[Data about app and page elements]
....

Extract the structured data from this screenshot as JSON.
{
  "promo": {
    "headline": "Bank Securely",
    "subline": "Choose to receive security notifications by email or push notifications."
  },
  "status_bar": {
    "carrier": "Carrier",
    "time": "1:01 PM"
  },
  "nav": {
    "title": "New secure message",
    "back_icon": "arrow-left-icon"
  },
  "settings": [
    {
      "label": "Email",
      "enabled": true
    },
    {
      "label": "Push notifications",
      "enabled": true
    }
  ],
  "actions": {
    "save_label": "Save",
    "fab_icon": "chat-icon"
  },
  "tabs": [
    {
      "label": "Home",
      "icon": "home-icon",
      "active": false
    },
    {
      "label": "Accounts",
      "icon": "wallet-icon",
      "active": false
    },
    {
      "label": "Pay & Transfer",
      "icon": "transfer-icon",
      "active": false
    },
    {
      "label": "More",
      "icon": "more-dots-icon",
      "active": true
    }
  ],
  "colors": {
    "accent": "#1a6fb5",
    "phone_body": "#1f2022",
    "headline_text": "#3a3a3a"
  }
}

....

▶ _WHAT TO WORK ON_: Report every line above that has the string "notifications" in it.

▶ _WRITTEN SOLUTION_:
    "subline": "Choose to receive security notifications by email or push notifications."
      "label": "Push notifications",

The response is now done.